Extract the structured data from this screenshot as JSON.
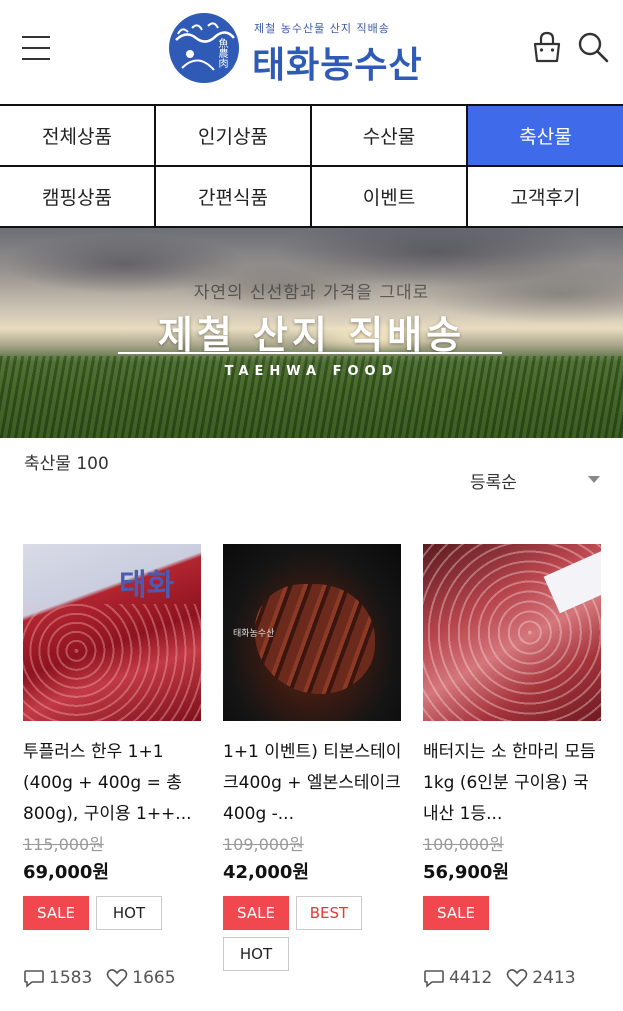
{
  "header": {
    "logo_sub": "제철 농수산물 산지 직배송",
    "logo_main": "태화농수산",
    "logo_emblem_text": "魚農肉"
  },
  "categories": [
    {
      "label": "전체상품",
      "active": false
    },
    {
      "label": "인기상품",
      "active": false
    },
    {
      "label": "수산물",
      "active": false
    },
    {
      "label": "축산물",
      "active": true
    },
    {
      "label": "캠핑상품",
      "active": false
    },
    {
      "label": "간편식품",
      "active": false
    },
    {
      "label": "이벤트",
      "active": false
    },
    {
      "label": "고객후기",
      "active": false
    }
  ],
  "banner": {
    "subtitle": "자연의 신선함과 가격을 그대로",
    "title": "제철 산지 직배송",
    "brand": "TAEHWA FOOD"
  },
  "listing": {
    "count_label": "축산물 100",
    "sort_selected": "등록순"
  },
  "products": [
    {
      "name": "투플러스 한우 1+1 (400g + 400g = 총 800g), 구이용 1++...",
      "original_price": "115,000원",
      "price": "69,000원",
      "badges": [
        "SALE",
        "HOT"
      ],
      "reviews": "1583",
      "likes": "1665",
      "image_logo": "태화"
    },
    {
      "name": "1+1 이벤트) 티본스테이크400g + 엘본스테이크400g -...",
      "original_price": "109,000원",
      "price": "42,000원",
      "badges": [
        "SALE",
        "BEST",
        "HOT"
      ],
      "reviews": "",
      "likes": "",
      "image_logo": "태화농수산"
    },
    {
      "name": "배터지는 소 한마리 모듬 1kg (6인분 구이용) 국내산 1등...",
      "original_price": "100,000원",
      "price": "56,900원",
      "badges": [
        "SALE"
      ],
      "reviews": "4412",
      "likes": "2413",
      "image_logo": ""
    }
  ],
  "colors": {
    "brand": "#2f5bb7",
    "active_tab": "#3f6bea",
    "sale_badge": "#f1474f",
    "best_text": "#e53935"
  }
}
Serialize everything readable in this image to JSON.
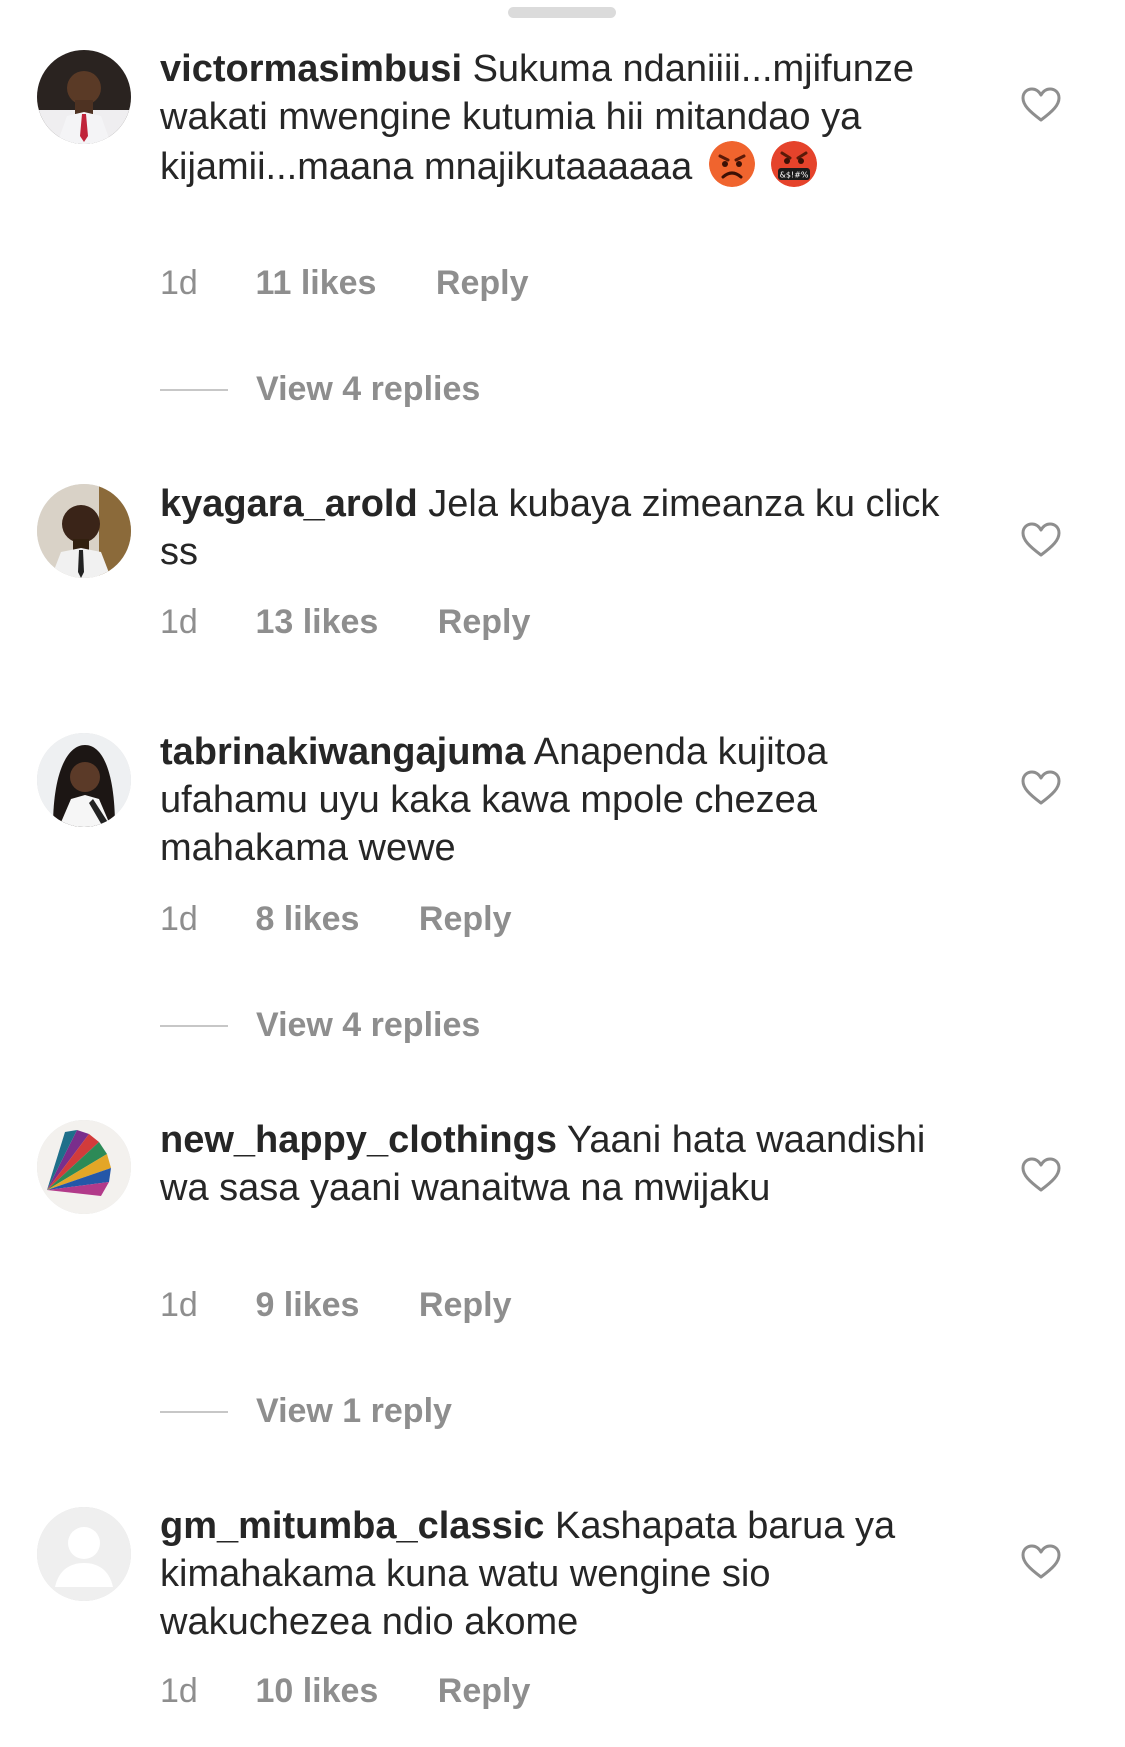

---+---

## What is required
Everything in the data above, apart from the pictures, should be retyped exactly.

## Task result
Extract the structured data from this screenshot as JSON.
{
  "header": {
    "logo_sub": "제철 농수산물 산지 직배송",
    "logo_main": "태화농수산",
    "logo_emblem_text": "魚農肉"
  },
  "categories": [
    {
      "label": "전체상품",
      "active": false
    },
    {
      "label": "인기상품",
      "active": false
    },
    {
      "label": "수산물",
      "active": false
    },
    {
      "label": "축산물",
      "active": true
    },
    {
      "label": "캠핑상품",
      "active": false
    },
    {
      "label": "간편식품",
      "active": false
    },
    {
      "label": "이벤트",
      "active": false
    },
    {
      "label": "고객후기",
      "active": false
    }
  ],
  "banner": {
    "subtitle": "자연의 신선함과 가격을 그대로",
    "title": "제철 산지 직배송",
    "brand": "TAEHWA FOOD"
  },
  "listing": {
    "count_label": "축산물 100",
    "sort_selected": "등록순"
  },
  "products": [
    {
      "name": "투플러스 한우 1+1 (400g + 400g = 총 800g), 구이용 1++...",
      "original_price": "115,000원",
      "price": "69,000원",
      "badges": [
        "SALE",
        "HOT"
      ],
      "reviews": "1583",
      "likes": "1665",
      "image_logo": "태화"
    },
    {
      "name": "1+1 이벤트) 티본스테이크400g + 엘본스테이크400g -...",
      "original_price": "109,000원",
      "price": "42,000원",
      "badges": [
        "SALE",
        "BEST",
        "HOT"
      ],
      "reviews": "",
      "likes": "",
      "image_logo": "태화농수산"
    },
    {
      "name": "배터지는 소 한마리 모듬 1kg (6인분 구이용) 국내산 1등...",
      "original_price": "100,000원",
      "price": "56,900원",
      "badges": [
        "SALE"
      ],
      "reviews": "4412",
      "likes": "2413",
      "image_logo": ""
    }
  ],
  "colors": {
    "brand": "#2f5bb7",
    "active_tab": "#3f6bea",
    "sale_badge": "#f1474f",
    "best_text": "#e53935"
  }
}
Serialize everything readable in this image to JSON.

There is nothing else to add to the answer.